Phil Daian, Devcon 2022  (summary | video)

This is the abridged transcript adapted from Phil Daian’s talk on Oct 14, 2022 at Devcon VI in Bogota, Colombia.

Today, I’m going to be taking you on a tour through my journey over the last three years.

I’m going to talk about Flashbots and the choices we’ve made as a collective, how they relate to the base layer of Ethereum security and fairness for users. What is Flashbots doing? How can we all do it together with the community, to build these systems for the next trillion?

Where did MEV come from?

The long game of MEV
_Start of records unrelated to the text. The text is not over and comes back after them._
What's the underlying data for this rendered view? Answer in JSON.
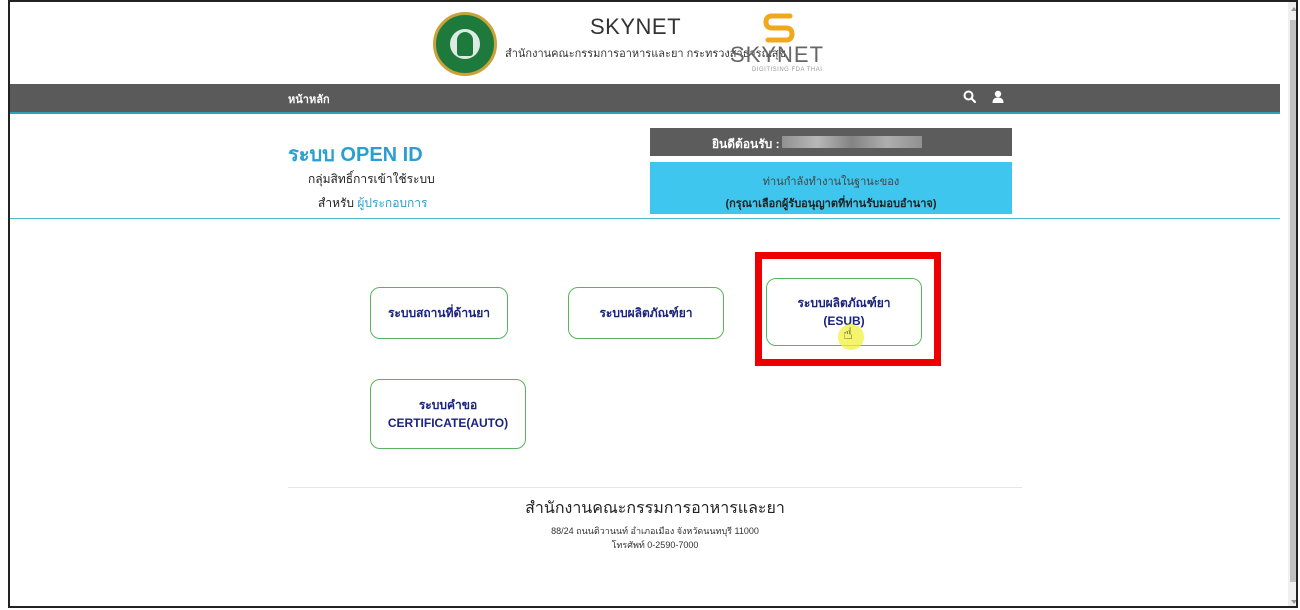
{
  "header": {
    "site_title": "SKYNET",
    "agency_subtitle": "สำนักงานคณะกรรมการอาหารและยา กระทรวงสาธารณสุข",
    "logo_word": "SKYNET",
    "logo_tagline": "DIGITISING FDA THAI",
    "seal_icon": "ministry-seal-icon"
  },
  "nav": {
    "home_label": "หน้าหลัก",
    "icons": [
      "search-icon",
      "user-icon"
    ]
  },
  "info": {
    "system_title": "ระบบ OPEN ID",
    "group_label": "กลุ่มสิทธิ์การเข้าใช้ระบบ",
    "for_label": "สำหรับ",
    "for_role": "ผู้ประกอบการ",
    "welcome_label": "ยินดีต้อนรับ :",
    "acting_as": "ท่านกำลังทำงานในฐานะของ",
    "select_licensee": "(กรุณาเลือกผู้รับอนุญาตที่ท่านรับมอบอำนาจ)"
  },
  "systems": [
    {
      "line1": "ระบบสถานที่ด้านยา",
      "line2": ""
    },
    {
      "line1": "ระบบผลิตภัณฑ์ยา",
      "line2": ""
    },
    {
      "line1": "ระบบผลิตภัณฑ์ยา",
      "line2": "(ESUB)"
    },
    {
      "line1": "ระบบคำขอ",
      "line2": "CERTIFICATE(AUTO)"
    }
  ],
  "footer": {
    "org_name": "สำนักงานคณะกรรมการอาหารและยา",
    "address": "88/24 ถนนติวานนท์ อำเภอเมือง จังหวัดนนทบุรี 11000",
    "phone": "โทรศัพท์ 0-2590-7000"
  },
  "colors": {
    "accent_blue": "#2a9fd0",
    "nav_gray": "#5a5a5a",
    "role_cyan": "#3fc6ee",
    "button_border": "#59b35f",
    "highlight_red": "#ee0000"
  }
}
This all started for me with an academic paper I wrote at Cornell called Flash Boys 2.0: Frontrunning, Transaction Reordering, and Consensus Instability in Decentralized Exchanges, where we looked at the market dynamics of several decentralized exchanges that were popular at the time around 2018 and 2019. We looked into the game that bots were playing to arbitrage decentralized exchanges. We examined how that related to user fairness and consensus security using extensive measurement infrastructure.

In this paper, we defined MEV, short for Miner Extractable Value (or Maximal Extractable Value today), as the total amount that Ethereum miners (or validators today) can extract from manipulation of transactions within a given time frame, which may include multiple blocks worth of transactions. We identified ordering optimization fees (OOF) as representing one case of MEV.

On the one hand, MEV is fundamental, like financial potential energy that runs through every any distributed systems secured by economic incentives. On the other hand, it poses concrete, measurable, consensus-layer security risks. In the paper, we demonstrated empirically that MEV poses a realistic threat to Ethereum.